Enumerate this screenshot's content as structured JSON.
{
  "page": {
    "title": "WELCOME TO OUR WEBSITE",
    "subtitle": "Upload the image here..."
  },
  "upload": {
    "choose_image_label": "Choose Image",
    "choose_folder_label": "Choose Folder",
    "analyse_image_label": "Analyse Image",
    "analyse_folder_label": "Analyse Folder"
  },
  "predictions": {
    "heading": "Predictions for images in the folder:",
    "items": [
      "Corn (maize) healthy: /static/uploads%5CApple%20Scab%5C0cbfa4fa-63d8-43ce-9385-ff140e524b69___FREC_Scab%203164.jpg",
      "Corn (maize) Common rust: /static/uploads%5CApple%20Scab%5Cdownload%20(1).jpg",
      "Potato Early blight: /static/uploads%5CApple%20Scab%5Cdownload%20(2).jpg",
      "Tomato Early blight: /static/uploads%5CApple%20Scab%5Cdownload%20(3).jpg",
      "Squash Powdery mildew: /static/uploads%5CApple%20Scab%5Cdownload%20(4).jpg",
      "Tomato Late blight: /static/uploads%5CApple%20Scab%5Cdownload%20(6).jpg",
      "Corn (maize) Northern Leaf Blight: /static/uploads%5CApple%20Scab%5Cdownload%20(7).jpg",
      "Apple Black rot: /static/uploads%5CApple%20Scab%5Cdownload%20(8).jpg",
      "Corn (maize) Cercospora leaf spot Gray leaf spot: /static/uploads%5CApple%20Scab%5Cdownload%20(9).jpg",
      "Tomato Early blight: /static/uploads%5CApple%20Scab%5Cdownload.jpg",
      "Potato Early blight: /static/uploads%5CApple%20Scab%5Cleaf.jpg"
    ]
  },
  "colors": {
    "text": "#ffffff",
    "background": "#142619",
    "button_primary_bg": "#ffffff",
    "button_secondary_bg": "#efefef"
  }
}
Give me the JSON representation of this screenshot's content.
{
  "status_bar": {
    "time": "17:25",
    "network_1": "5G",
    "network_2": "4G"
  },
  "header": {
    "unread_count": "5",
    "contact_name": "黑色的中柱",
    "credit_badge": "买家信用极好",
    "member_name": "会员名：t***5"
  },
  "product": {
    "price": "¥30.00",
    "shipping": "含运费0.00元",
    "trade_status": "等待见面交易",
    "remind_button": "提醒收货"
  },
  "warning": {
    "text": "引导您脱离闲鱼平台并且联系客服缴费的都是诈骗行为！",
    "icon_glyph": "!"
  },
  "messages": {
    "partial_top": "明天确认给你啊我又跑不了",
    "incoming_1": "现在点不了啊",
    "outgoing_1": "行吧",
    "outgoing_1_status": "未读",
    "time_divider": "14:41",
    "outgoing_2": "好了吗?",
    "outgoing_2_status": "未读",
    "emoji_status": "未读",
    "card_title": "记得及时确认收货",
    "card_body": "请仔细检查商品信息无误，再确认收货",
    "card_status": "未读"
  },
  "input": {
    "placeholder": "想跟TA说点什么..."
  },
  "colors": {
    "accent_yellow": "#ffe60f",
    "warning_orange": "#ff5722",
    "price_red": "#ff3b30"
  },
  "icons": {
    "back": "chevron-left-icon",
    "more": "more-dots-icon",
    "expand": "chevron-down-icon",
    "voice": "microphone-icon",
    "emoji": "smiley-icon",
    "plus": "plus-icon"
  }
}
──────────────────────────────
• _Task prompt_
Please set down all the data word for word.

• _Response for this exercise_
Enumerate this screenshot's content as structured JSON.
{
  "page": {
    "title": "WELCOME TO OUR WEBSITE",
    "subtitle": "Upload the image here..."
  },
  "upload": {
    "choose_image_label": "Choose Image",
    "choose_folder_label": "Choose Folder",
    "analyse_image_label": "Analyse Image",
    "analyse_folder_label": "Analyse Folder"
  },
  "predictions": {
    "heading": "Predictions for images in the folder:",
    "items": [
      "Corn (maize) healthy: /static/uploads%5CApple%20Scab%5C0cbfa4fa-63d8-43ce-9385-ff140e524b69___FREC_Scab%203164.jpg",
      "Corn (maize) Common rust: /static/uploads%5CApple%20Scab%5Cdownload%20(1).jpg",
      "Potato Early blight: /static/uploads%5CApple%20Scab%5Cdownload%20(2).jpg",
      "Tomato Early blight: /static/uploads%5CApple%20Scab%5Cdownload%20(3).jpg",
      "Squash Powdery mildew: /static/uploads%5CApple%20Scab%5Cdownload%20(4).jpg",
      "Tomato Late blight: /static/uploads%5CApple%20Scab%5Cdownload%20(6).jpg",
      "Corn (maize) Northern Leaf Blight: /static/uploads%5CApple%20Scab%5Cdownload%20(7).jpg",
      "Apple Black rot: /static/uploads%5CApple%20Scab%5Cdownload%20(8).jpg",
      "Corn (maize) Cercospora leaf spot Gray leaf spot: /static/uploads%5CApple%20Scab%5Cdownload%20(9).jpg",
      "Tomato Early blight: /static/uploads%5CApple%20Scab%5Cdownload.jpg",
      "Potato Early blight: /static/uploads%5CApple%20Scab%5Cleaf.jpg"
    ]
  },
  "colors": {
    "text": "#ffffff",
    "background": "#142619",
    "button_primary_bg": "#ffffff",
    "button_secondary_bg": "#efefef"
  }
}
Give me the JSON representation of this screenshot's content.
{
  "status_bar": {
    "time": "17:25",
    "network_1": "5G",
    "network_2": "4G"
  },
  "header": {
    "unread_count": "5",
    "contact_name": "黑色的中柱",
    "credit_badge": "买家信用极好",
    "member_name": "会员名：t***5"
  },
  "product": {
    "price": "¥30.00",
    "shipping": "含运费0.00元",
    "trade_status": "等待见面交易",
    "remind_button": "提醒收货"
  },
  "warning": {
    "text": "引导您脱离闲鱼平台并且联系客服缴费的都是诈骗行为！",
    "icon_glyph": "!"
  },
  "messages": {
    "partial_top": "明天确认给你啊我又跑不了",
    "incoming_1": "现在点不了啊",
    "outgoing_1": "行吧",
    "outgoing_1_status": "未读",
    "time_divider": "14:41",
    "outgoing_2": "好了吗?",
    "outgoing_2_status": "未读",
    "emoji_status": "未读",
    "card_title": "记得及时确认收货",
    "card_body": "请仔细检查商品信息无误，再确认收货",
    "card_status": "未读"
  },
  "input": {
    "placeholder": "想跟TA说点什么..."
  },
  "colors": {
    "accent_yellow": "#ffe60f",
    "warning_orange": "#ff5722",
    "price_red": "#ff3b30"
  },
  "icons": {
    "back": "chevron-left-icon",
    "more": "more-dots-icon",
    "expand": "chevron-down-icon",
    "voice": "microphone-icon",
    "emoji": "smiley-icon",
    "plus": "plus-icon"
  }
}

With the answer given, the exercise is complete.